Although we are used to think of the presidential campaign as a national election, you should remember that in reality, it is a 50-state election due to the Electoral College. Votes get tabulated on a winner-take-all basis at the state level in the Electoral College. Roughly two-thirds of the states have a tendency to lean Republican or Democratic in presidential elections. Republicans should do well in the South and Rocky Mountain areas, including big states Texas and Florida. Democrats have a history in recent years of carrying New England, New York, and California. Look for close races in 12 to 15 battleground states, such as Ohio, Illinois, Michigan, Pennsylvania, New Jersey, and in traditionally competitive states such as Washington, Colorado, North Carolina, New Mexico, and Kentucky. Candidates will focus their scarce time and advertising dollars on these close states and not devote much of a sustained effort to the other states.
Watch the Third Parties
Third party candidates Pat Buchanan (Reform Party) and Ralph Nader (Green Party) are not expected to receive more than a few percentage of the national vote. But in a few close states, each could influence which candidate wins that area's popular vote and hence the Electoral College votes associated with that state.
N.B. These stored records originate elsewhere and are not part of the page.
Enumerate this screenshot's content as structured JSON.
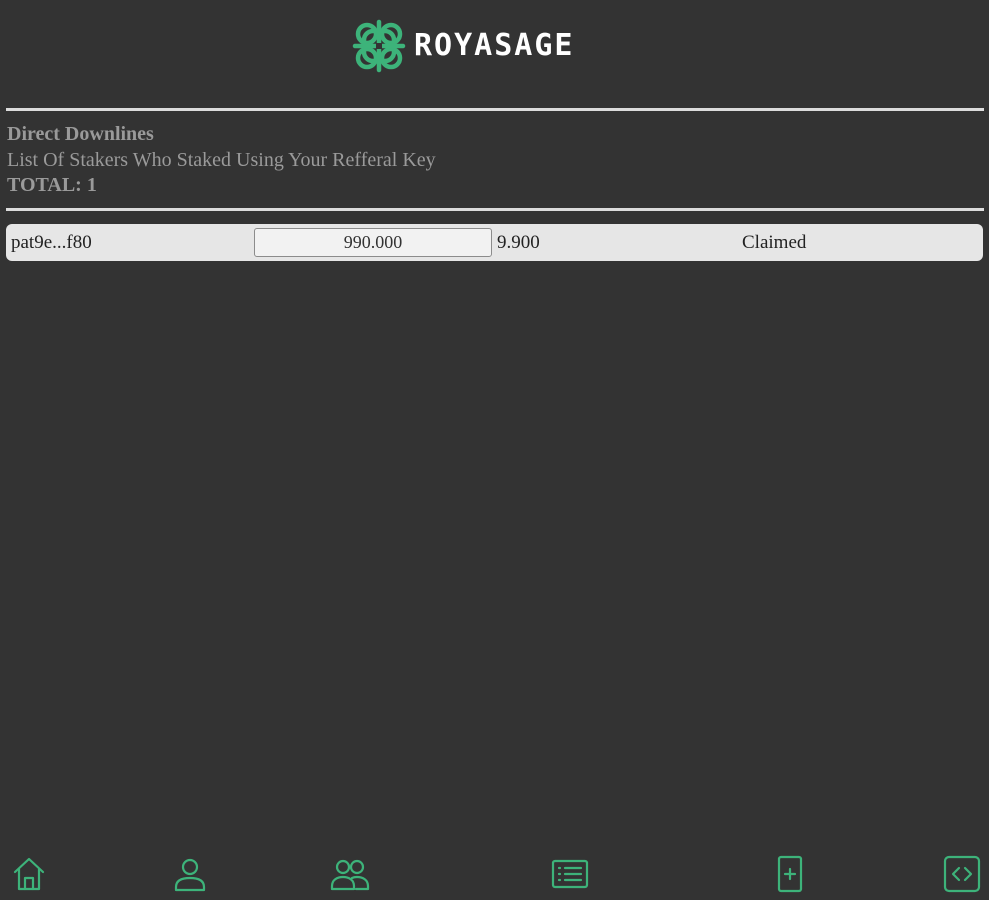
{
  "brand": {
    "name": "ROYASAGE",
    "logo_icon": "celtic-knot-icon",
    "accent_color": "#3db37a"
  },
  "section": {
    "title": "Direct Downlines",
    "subtitle": "List Of Stakers Who Staked Using Your Refferal Key",
    "total": "TOTAL: 1"
  },
  "downlines": [
    {
      "address": "pat9e...f80",
      "amount": "990.000",
      "reward": "9.900",
      "status": "Claimed"
    }
  ],
  "bottom_nav": [
    {
      "name": "home",
      "icon": "home-icon"
    },
    {
      "name": "profile",
      "icon": "user-icon"
    },
    {
      "name": "downlines",
      "icon": "users-icon"
    },
    {
      "name": "stakes-list",
      "icon": "list-icon"
    },
    {
      "name": "new-stake",
      "icon": "add-document-icon"
    },
    {
      "name": "developer",
      "icon": "code-icon"
    }
  ]
}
See how Bush and Gore, respectively, deal with these third party challenges by attempting to co-opt their issues and supporters. Since neither Buchanan nor Nader are expected to meet the popular support threshold for inclusion in the Fall television debates, this exclusion will limit the ability of each to garner much popular support overall.
Pay Attention to Outside Groups
One thing that will be distinctive in 2000 is reliance on outside groups to carry the most negative messages in the race. Since current campaign finance rules allow political parties and independent interest groups to broadcast ads for or against specific individuals, look for the candidates to practice "good cop/bad cop" routines in which they deliver more positive messages, while outside organizations sympathetic to each candidate run more hard-hitting messages. The virtue of this strategy is that it allows candidates to appear to be above the partisan fray and thereby helps them avoid voter wrath for negative campaigning. The goal in the campaign is to pin negative material on the opponent without getting blamed by voters for practicing attack politics.
Keep Your Eye on the Vision
In the end, Americans will have to choose between two very different visions for the future. Bush has proposed over a $1 trillion dollar tax cut based on the anticipated federal budget surplus. His vision favors a smaller and less activist federal government. As evidenced by his nomination battle against McCain and Steve Forbes, Bush favors a tough line on social issues and a national policy that is less friendly to the environment and more attuned to economic development.
In contrast, Gore prefers a much smaller tax cut, with more of the surplus being devoted to shoring up Social Security and Medicare. The vice president has come out in favor of President Bill Clinton's proposal to extend prescription drug benefits to Medicare recipients and wants to use some of the budget surplus to fix the pending fiscal crisis of the Social Security Trust Fund.
Since both the political and policy stakes are unusually high, look for voter turnout to go up in the Fall election. One positive feature of the 2000 primaries was that voter turnout went up nearly every place there was a competitive race. If voters believe that their vote matters and don't get turned off the negative campaigning that is likely to emerge over the course of the next eight months, we may see a small uptick in the numbers of Americans going to the ballot box. If that is the case, that would be a nice way to end the first election of the new Millenium.